Some students sustained injuries after being pushed off the road by police.

Photo: Sophia Chakma Hill

In media statements published today, the University of Sydney Students’ Representative Council and the Environment Collective have condemned NSW Police for their actions during Friday’s climate protest.

On the march to School Strike 4 Climate’s protest, the USyd students’ contingent stopped on the road outside UTS to wait for their contingent to join, as was initially agreed on with police.

However, police issued a move on order and only seconds later the Riot Squad began dragging students across the road and pushing them into the gutter.

Some students sustained injuries from the violence and footage of the incident has been shown on Nine News, News.com.au and 2GB. 

“NSW Police saw this as their one opportunity to make their presence felt, without the presence of professional media and young children,” the Enviro Collective said.
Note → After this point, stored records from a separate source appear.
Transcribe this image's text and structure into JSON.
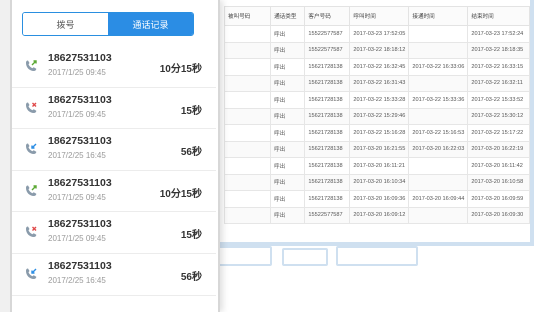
{
  "tabs": {
    "dial": "拨号",
    "log": "通话记录"
  },
  "calls": [
    {
      "number": "18627531103",
      "date": "2017/1/25 09:45",
      "duration": "10分15秒",
      "type": "outgoing"
    },
    {
      "number": "18627531103",
      "date": "2017/1/25 09:45",
      "duration": "15秒",
      "type": "missed"
    },
    {
      "number": "18627531103",
      "date": "2017/2/25 16:45",
      "duration": "56秒",
      "type": "incoming"
    },
    {
      "number": "18627531103",
      "date": "2017/1/25 09:45",
      "duration": "10分15秒",
      "type": "outgoing"
    },
    {
      "number": "18627531103",
      "date": "2017/1/25 09:45",
      "duration": "15秒",
      "type": "missed"
    },
    {
      "number": "18627531103",
      "date": "2017/2/25 16:45",
      "duration": "56秒",
      "type": "incoming"
    }
  ],
  "table": {
    "headers": [
      "被叫号码",
      "通话类型",
      "客户号码",
      "呼叫时间",
      "接通时间",
      "结束时间"
    ],
    "rows": [
      [
        "",
        "呼出",
        "15522577587",
        "2017-03-23 17:52:05",
        "",
        "2017-03-23 17:52:24"
      ],
      [
        "",
        "呼出",
        "15522577587",
        "2017-03-22 18:18:12",
        "",
        "2017-03-22 18:18:35"
      ],
      [
        "",
        "呼出",
        "15621728138",
        "2017-03-22 16:32:45",
        "2017-03-22 16:33:06",
        "2017-03-22 16:33:15"
      ],
      [
        "",
        "呼出",
        "15621728138",
        "2017-03-22 16:31:43",
        "",
        "2017-03-22 16:32:11"
      ],
      [
        "",
        "呼出",
        "15621728138",
        "2017-03-22 15:33:28",
        "2017-03-22 15:33:36",
        "2017-03-22 15:33:52"
      ],
      [
        "",
        "呼出",
        "15621728138",
        "2017-03-22 15:29:46",
        "",
        "2017-03-22 15:30:12"
      ],
      [
        "",
        "呼出",
        "15621728138",
        "2017-03-22 15:16:28",
        "2017-03-22 15:16:53",
        "2017-03-22 15:17:22"
      ],
      [
        "",
        "呼出",
        "15621728138",
        "2017-03-20 16:21:55",
        "2017-03-20 16:22:03",
        "2017-03-20 16:22:19"
      ],
      [
        "",
        "呼出",
        "15621728138",
        "2017-03-20 16:11:21",
        "",
        "2017-03-20 16:11:42"
      ],
      [
        "",
        "呼出",
        "15621728138",
        "2017-03-20 16:10:34",
        "",
        "2017-03-20 16:10:58"
      ],
      [
        "",
        "呼出",
        "15621728138",
        "2017-03-20 16:09:36",
        "2017-03-20 16:09:44",
        "2017-03-20 16:09:59"
      ],
      [
        "",
        "呼出",
        "15522577587",
        "2017-03-20 16:09:12",
        "",
        "2017-03-20 16:09:30"
      ]
    ]
  },
  "colors": {
    "accent": "#2b8de4",
    "outgoing_icon": "#5aa832",
    "missed_icon": "#e04a4a",
    "incoming_icon": "#2b8de4"
  }
}
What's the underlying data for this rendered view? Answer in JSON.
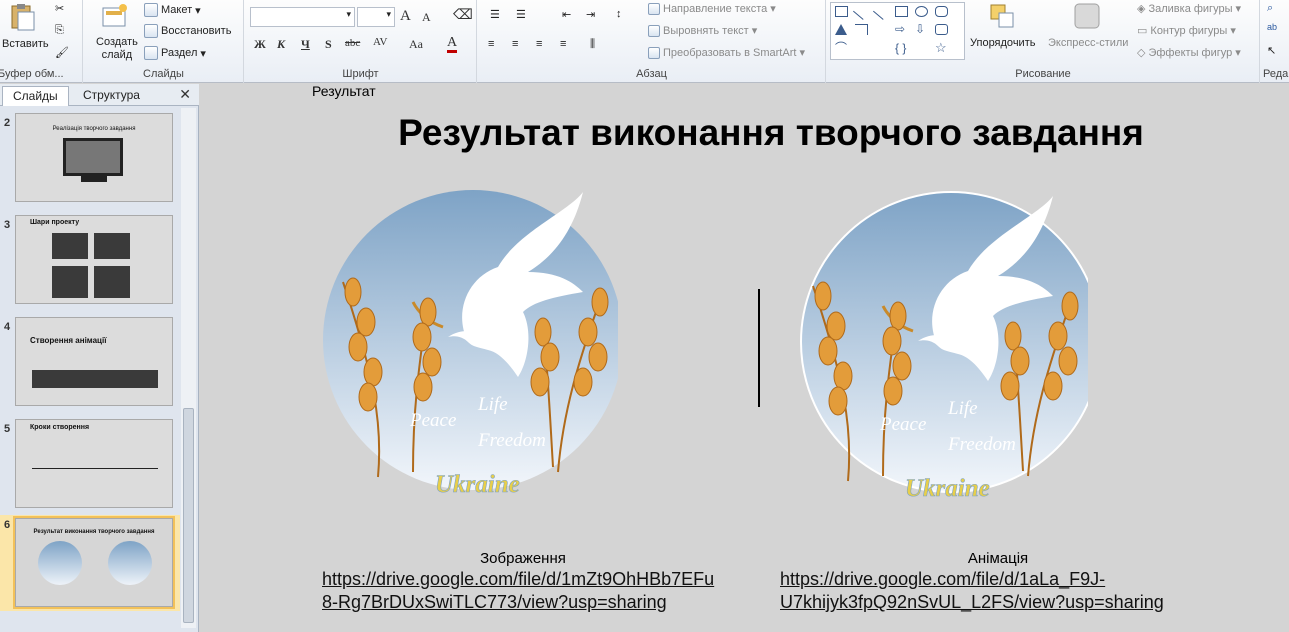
{
  "ribbon": {
    "clipboard": {
      "paste_label": "Вставить",
      "group_label": "Буфер обм..."
    },
    "slides": {
      "create_label_1": "Создать",
      "create_label_2": "слайд",
      "layout_label": "Макет",
      "reset_label": "Восстановить",
      "section_label": "Раздел",
      "group_label": "Слайды"
    },
    "font": {
      "group_label": "Шрифт",
      "grow": "A",
      "shrink": "A",
      "bold": "Ж",
      "italic": "К",
      "underline": "Ч",
      "shadow": "S",
      "strike": "abc",
      "spacing": "AV",
      "case": "Aa",
      "color": "A"
    },
    "paragraph": {
      "text_direction": "Направление текста",
      "align_text": "Выровнять текст",
      "smartart": "Преобразовать в SmartArt",
      "group_label": "Абзац"
    },
    "drawing": {
      "arrange_label": "Упорядочить",
      "quick_styles_label": "Экспресс-стили",
      "fill_label": "Заливка фигуры",
      "outline_label": "Контур фигуры",
      "effects_label": "Эффекты фигур",
      "group_label": "Рисование"
    },
    "editing": {
      "group_label": "Реда"
    }
  },
  "left_panel": {
    "tabs": [
      "Слайды",
      "Структура"
    ],
    "close_glyph": "✕",
    "thumbnails": [
      {
        "num": "2",
        "title": "Реалізація творчого завдання"
      },
      {
        "num": "3",
        "title": "Шари проекту"
      },
      {
        "num": "4",
        "title": "Створення анімації"
      },
      {
        "num": "5",
        "title": "Кроки створення"
      },
      {
        "num": "6",
        "title": "Результат виконання творчого завдання"
      }
    ]
  },
  "slide": {
    "label": "Результат",
    "title": "Результат виконання творчого завдання",
    "emblem_words": {
      "life": "Life",
      "peace": "Peace",
      "freedom": "Freedom",
      "ukraine": "Ukraine"
    },
    "left": {
      "caption": "Зображення",
      "link_line1": "https://drive.google.com/file/d/1mZt9OhHBb7EFu",
      "link_line2": "8-Rg7BrDUxSwiTLC773/view?usp=sharing"
    },
    "right": {
      "caption": "Анімація",
      "link_line1": "https://drive.google.com/file/d/1aLa_F9J-",
      "link_line2": "U7khijyk3fpQ92nSvUL_L2FS/view?usp=sharing"
    }
  },
  "colors": {
    "ribbon_bg": "#e9eef5",
    "slide_bg": "#d4d4d4",
    "emblem_top": "#7ea3c6",
    "emblem_bottom": "#f2f6fb",
    "wheat": "#e39c3a",
    "selected_thumb": "#f2c15a"
  }
}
The statement also revealed that Police confiscated a banner petition supporting climate strikes, which had been signed by thousands of students over the past 5 years; “We lost a living artefact of the Sydney climate movement.”

The banner petition which was confiscated by police.

“Police responded to peaceful civil disobedience with disproportionate and pointed violence, showing them to be not a force concerned with public safety, but with the myopic preservation of the status quo,” the statement continued, asserting that the police are not allies of the climate movement because they “uphold the racist, capitalist system.”

The statement connected the NSW Police’s actions on Friday to a pattern of police brutality experienced by University of Sydney students and staff, including Law Professor Simon Rice, at education protests last year.

“Regardless of what happened with the police, it’s not going to stop us from marching whenever we can for climate justice, from demanding a just transition away from the fossil fuel industry towards publicly-owned renewable energy and towards Indigenous-led land management,” organiser and ASEN member Seth Dias told Honi.